After winning the competition at 4.40m, she added first attempt clearances at 4.50m, 4.60m and 4.70m to add 19cm to her own Asian indoor record set in Xianlin one year ago. It was also an outright career best performance for the 26-year-old, who arrived in Doha with a 4.66m personal best, also set last year.
“I was ready to jump 4.80, but even 4.70, a new absolute area record, is a very satisfying result,” said the lanky 1.85m-tall Li, a finalist at the world championships in Beijing last year.
“It was only my first competition indoors this year and I hope I will jump higher in Portland when it matters most. I am confident I can do better than that. I don’t only want to be the tallest pole vaulter, but also the best.”
Mutaz delight home crowd
As expected, Mutaz Barshim of Qatar dominated the high jump competition with a 2.35m clearance and a pair of tantalizingly close attempts at 2.40m to highlight the opening day of the 7th Asian Indoor Athletics Championships as the Aspire Dome in Doha.
Entering the competition with an easy clearance at 2.24m, the reigning world indoor champion and Olympic bronze medallist needed two tries at both 2.31m and 2.35m before sailing clear.
But he didn’t really come alive until the bar was raised to a would-be world-leading 2.40m. He came closest with his third attempt, just grazing the bar with his calves before falling back to earth.
“Sometimes all you expect from a competition is to win, but there are also days you aim for the record. Today I focused on winning the Asian title,” said Barshim, who topped 2.36m in Mälmo, Sweden, six days ago.
“I am not setting goals prior to each meeting, to jump 2.40 or higher. I am concentrating in each attempt, taking it step by step.”
Barshim confirmed that he won’t compete again until the IAAF World Indoor Championships in Portland, Oregon, USA, in four weeks time.
Tatian, Zybakina Take 60m Titles
There was a surprise in the men’s 60 metres, where Hassan Hossein Tatian pulled away from the field to prevail in 6.56, a championships record, to lead a 1-2 sweep for Iran.
“I am so excited I have never ran faster before," said the 22-year-old who won the Asian junior 100 metres title in 2012. Here he improved his career best by 0.09 seconds, a important step, he said, towards his goal to reach the Olympic final later this year.
Teammate Reza Ali Ghasemi took silver in 6.66 with Eric Shauwn Cray (6.70) of The Philippines finishing third.
Disappointment struck host Qatar in the semi-finals when three-time champion Samuel Francis and teammate Tosin Ogunode, both medal favourites, exited the competition with false start disqualifications.
In the women’s race Viktoriya Zyabkina of Kazakhstan overcame a sluggish start to win handily in 7.27, well clear of China’s Yuan Qiqi (7.33).

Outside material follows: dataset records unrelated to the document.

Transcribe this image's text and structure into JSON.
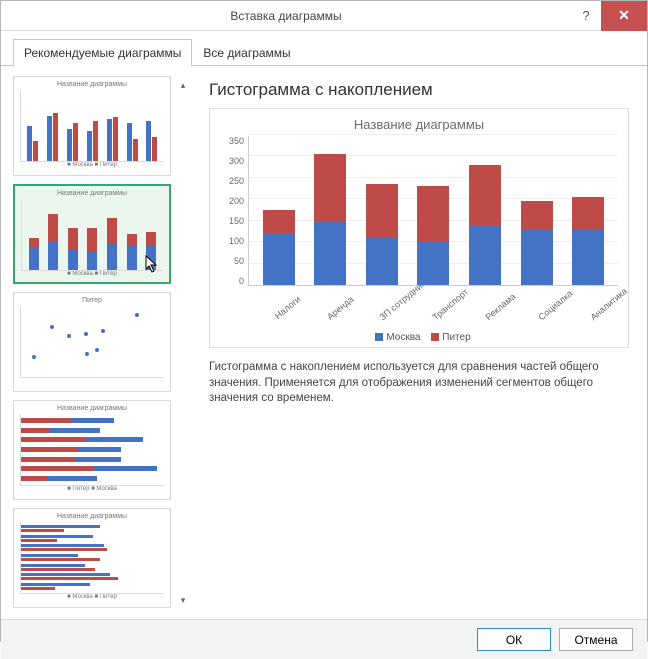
{
  "window": {
    "title": "Вставка диаграммы",
    "help_label": "?",
    "close_label": "✕"
  },
  "tabs": [
    {
      "label": "Рекомендуемые диаграммы",
      "active": true
    },
    {
      "label": "Все диаграммы",
      "active": false
    }
  ],
  "thumbnails": [
    {
      "title": "Название диаграммы",
      "type": "clustered-column",
      "legend": "■ Москва ■ Питер"
    },
    {
      "title": "Название диаграммы",
      "type": "stacked-column",
      "legend": "■ Москва ■ Питер",
      "selected": true
    },
    {
      "title": "Питер",
      "type": "scatter",
      "legend": ""
    },
    {
      "title": "Название диаграммы",
      "type": "stacked-bar",
      "legend": "■ Питер ■ Москва"
    },
    {
      "title": "Название диаграммы",
      "type": "clustered-bar",
      "legend": "■ Москва ■ Питер"
    }
  ],
  "preview": {
    "heading": "Гистограмма с накоплением",
    "chart_title": "Название диаграммы",
    "legend_a": "Москва",
    "legend_b": "Питер",
    "description": "Гистограмма с накоплением используется для сравнения частей общего значения. Применяется для отображения изменений сегментов общего значения со временем."
  },
  "chart_data": {
    "type": "bar",
    "stacked": true,
    "title": "Название диаграммы",
    "xlabel": "",
    "ylabel": "",
    "ylim": [
      0,
      350
    ],
    "y_ticks": [
      0,
      50,
      100,
      150,
      200,
      250,
      300,
      350
    ],
    "categories": [
      "Налоги",
      "Аренда",
      "ЗП сотрудников",
      "Транспорт",
      "Реклама",
      "Социалка",
      "Аналитика"
    ],
    "series": [
      {
        "name": "Москва",
        "color": "#4472c4",
        "values": [
          120,
          150,
          110,
          100,
          140,
          130,
          130
        ]
      },
      {
        "name": "Питер",
        "color": "#be4b48",
        "values": [
          55,
          155,
          125,
          130,
          140,
          65,
          75
        ]
      }
    ]
  },
  "colors": {
    "series_a": "#4472c4",
    "series_b": "#be4b48",
    "accent_selected": "#2faa6c",
    "close_bg": "#c75050"
  },
  "buttons": {
    "ok": "ОК",
    "cancel": "Отмена"
  }
}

“My start is always sluggish, but today I didn’t pay the price as I managed to catch my opponents and beat them,” Zyabkina said. “If I improve my start I can run 7.05.”
Mayookha Johny controlled the long jump competition from the outset, with a 6.35m leap, an effort that propelled her to India's first Asian indoor title in the event. Bui Thi Thu Thao of Vietnam took silver with a 6.30m best, with Olga Rypakova finishing third for Kazakhstan. Rypakova returns to action on Saturday in her main event, the triple jump.

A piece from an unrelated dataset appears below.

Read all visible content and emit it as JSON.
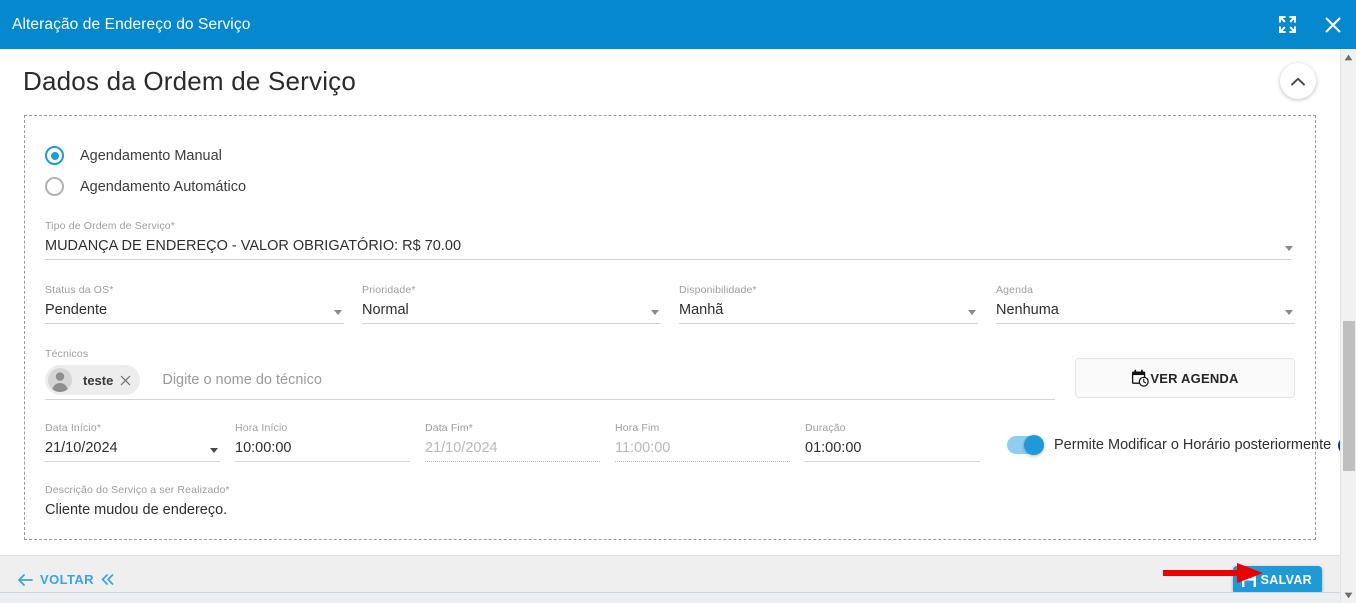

Elsewhere, Betlhem Desa Betlhem of United Arab Emirates blew by Tigist Gashaw Belay with 100 metres to go to prevail in a tactical 1500m contest, besting the Bahraini by more than half a second in 4:21.65 to claim the first medal ever at these championships for the UAE.

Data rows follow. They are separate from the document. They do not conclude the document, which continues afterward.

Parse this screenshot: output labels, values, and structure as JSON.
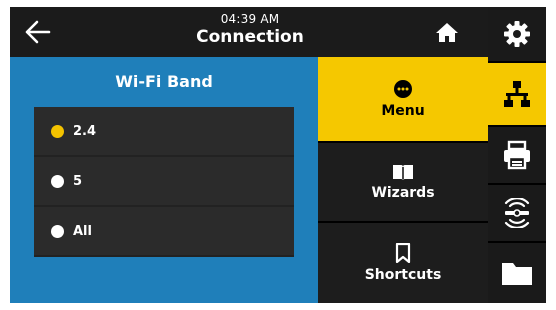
{
  "header": {
    "time": "04:39 AM",
    "title": "Connection",
    "back_icon": "arrow-left-icon",
    "home_icon": "home-icon"
  },
  "panel": {
    "title": "Wi-Fi Band",
    "options": [
      {
        "label": "2.4",
        "selected": true
      },
      {
        "label": "5",
        "selected": false
      },
      {
        "label": "All",
        "selected": false
      }
    ]
  },
  "menu": {
    "items": [
      {
        "label": "Menu",
        "icon": "dots-circle-icon",
        "active": true
      },
      {
        "label": "Wizards",
        "icon": "book-icon",
        "active": false
      },
      {
        "label": "Shortcuts",
        "icon": "bookmark-icon",
        "active": false
      }
    ]
  },
  "sidebar": {
    "items": [
      {
        "icon": "gear-icon",
        "active": false
      },
      {
        "icon": "network-icon",
        "active": true
      },
      {
        "icon": "printer-icon",
        "active": false
      },
      {
        "icon": "rfid-icon",
        "active": false
      },
      {
        "icon": "folder-icon",
        "active": false
      }
    ]
  },
  "colors": {
    "accent": "#f5c800",
    "panel_blue": "#1f7fba",
    "dark": "#1d1d1d"
  }
}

Geng Shuang led a 1-2 finish for China in the women's shot put with an 18.06m effort, more than half a metre better than Guo Tianqian.
The morning’s opening round action included an Asian 400m record by Oluwakemi Adekoya of Bahrain. In a solo effort, the 23-year-old clocked 51.68 to break the previous mark of 52.27 set by Yajun Li of China in 1996.